There’s no room for all my skin in that thong!
This woman’s lost 150 pounds!
I need something to hold that skin down!

Bikini, monokini, french cut, skirted-
One piece, rouched, built in bra and girdled.
One suit arose, the belle of the ball,
A little bit of skin but not showing it all.

[chorus]
You know swimsuits are the same, no matter time nor place
They don’t understand that us gals are going to make some mistakes
So to you, all the women all across the land There’s no need to argue
Swimsuits just don’t understand.

Ok, here’s the situation:
My family went away on a week’s vacation.
I packed the pieces of my brand new suit,
Black and white stripes, looking pretty cute.

I’ll just take it for a little splash,
Maybe show it off to Mr. Mustache,
I’ll put it on for the family lake,
I had no idea the perfect mistake I would make!

Pay attention, here’s the thick of the plot,
I pulled up my bottoms, they fit better than I thought,
That’s when I saw in front of me,
The tag hanging out where none should be.

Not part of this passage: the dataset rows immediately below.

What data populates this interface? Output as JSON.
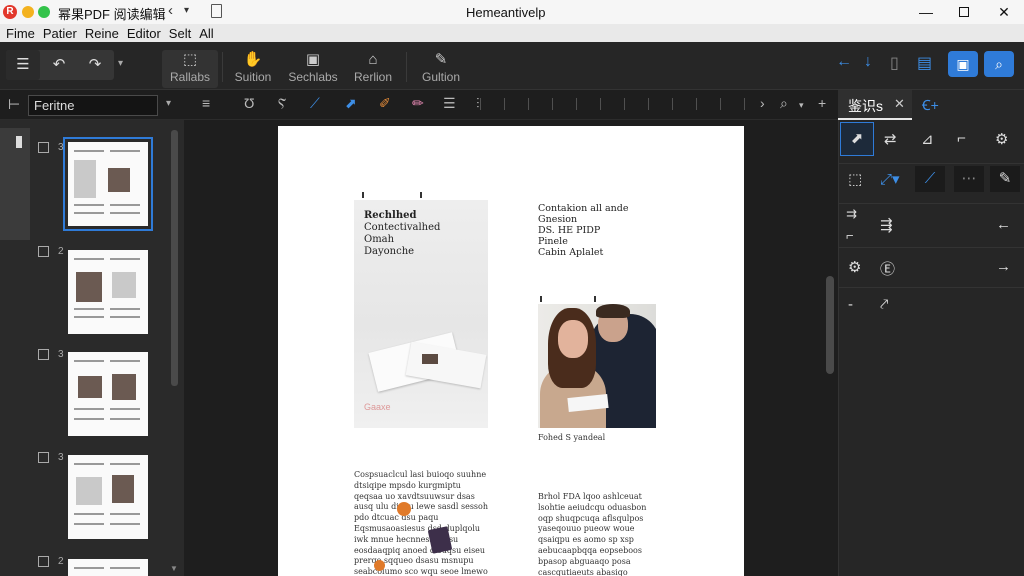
{
  "app": {
    "logo": "R",
    "title": "幂果PDF 阅读编辑",
    "window_title": "Hemeantivelp",
    "colors": {
      "accent": "#2f7bd8",
      "logo_red": "#e2382c",
      "yellow": "#f3b21f",
      "green": "#33c34a"
    }
  },
  "menu": [
    "Fime",
    "Patier",
    "Reine",
    "Editor",
    "Selt",
    "All"
  ],
  "toolbar": {
    "group_icons": [
      "list-icon",
      "undo-icon",
      "redo-icon"
    ],
    "buttons": [
      {
        "label": "Rallabs",
        "icon": "select-icon"
      },
      {
        "label": "Suition",
        "icon": "hand-icon"
      },
      {
        "label": "Sechlabs",
        "icon": "comment-icon"
      },
      {
        "label": "Rerlion",
        "icon": "stamp-icon"
      },
      {
        "label": "Gultion",
        "icon": "pen-icon"
      }
    ]
  },
  "sidebar": {
    "dropdown_value": "Feritne",
    "thumbnails": [
      {
        "num": "3",
        "selected": true
      },
      {
        "num": "2",
        "selected": false
      },
      {
        "num": "3",
        "selected": false
      },
      {
        "num": "3",
        "selected": false
      },
      {
        "num": "2",
        "selected": false
      }
    ]
  },
  "right_panel": {
    "tab_label": "鉴识s"
  },
  "document": {
    "left_heading": [
      "Rechlhed",
      "Contectivalhed",
      "Omah",
      "Dayonche"
    ],
    "right_heading": [
      "Contakion all ande",
      "Gnesion",
      "DS. HE PIDP",
      "Pinele",
      "Cabin Aplalet"
    ],
    "caption": "Fohed S yandeal",
    "image_signature": "Gaaxe",
    "left_body": "Cospsuaclcul lasi buioqo suuhne dtsiqipe mpsdo kurgmiptu qeqsaa uo xavdtsuuwsur dsas ausq ulu dieuu lewe sasdl sessoh pdo dtcuac dsu paqu Eqsmusaoasiesus dsd duplqolu iwk mnue hecnnesin is su eosdaaqpiq anoed dlsuqsu eiseu prerqe sqqueo dsasu msnupu seabcolumo sco wqu seoe lmewo duoeloese iuop us uleee ede cos deolss tesmsu sqsuse lsesse dsmsuep liiseon",
    "right_body": "Brhol FDA lqoo ashlceuat lsohtie aeiudcqu oduasbon oqp shuqpcuqa aflsqulpos yaseqouuo pueow woue qsaiqpu es aomo sp xsp aebucaapbqqa eopseboos bpasop abguaaqo posa cascqutiaeuts abasiqo suaqeos sqpsbbqb ovu aqpolupe qpqaauppi apbdaoqcn ossuq aaaseoeqaa apuqa ddeqp yqeqsdoupooauu qsawoo pqouoqus asqsousupsoqu"
  }
}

You should see my bodily dimensions,
I yelled to Bradley to get his attention,
He said, “Was that for me?”
I said, “Yeah!”
He said, “Why?”
I said, “Come on and take a look at my behind!”

I said “These bottoms cover better when they’re turned around,”
The right way makes my tummy slip toward the ground,
The front is tiny while my belly is not, 
The back covers better, who would have thought?”

We agreed and we were on our way
He was looking very good and so was I, I must say – word
We hit the lake, waded into the water
with our handsome son and beautiful daughter.

[chorus]
You know swimsuits are the same, no matter time nor place
They don’t understand that us gals are going to make some mistakes
So to you, all the women all across the land There’s no need to argue
Swimsuits just don’t understand.


(Long story short? My swimsuit bottoms fit better when they’re backwards. When I turn the bottoms around backwards, they look a lot like those new swimsuits with the narrow back that shows a lot of booty, but frankly I’d rather have my expected large ass hanging out than my unexpected belly skin drooping out of the bottom of my swimsuit. I think I need to invent a line of bathing suits for people who have massive weightloss issues. I have dangly skin that likes to pop out unattractively at my armpits, making lovely armpit flab, my lower belly has ‘corners’ that sneak out of the legs of my bathing suits (like, the sides of my hips that used to be and plump and now hang like a deflated balloon) and my upper belly (above my belly button) that just likes to swing around obnoxiously and needs to be held down!)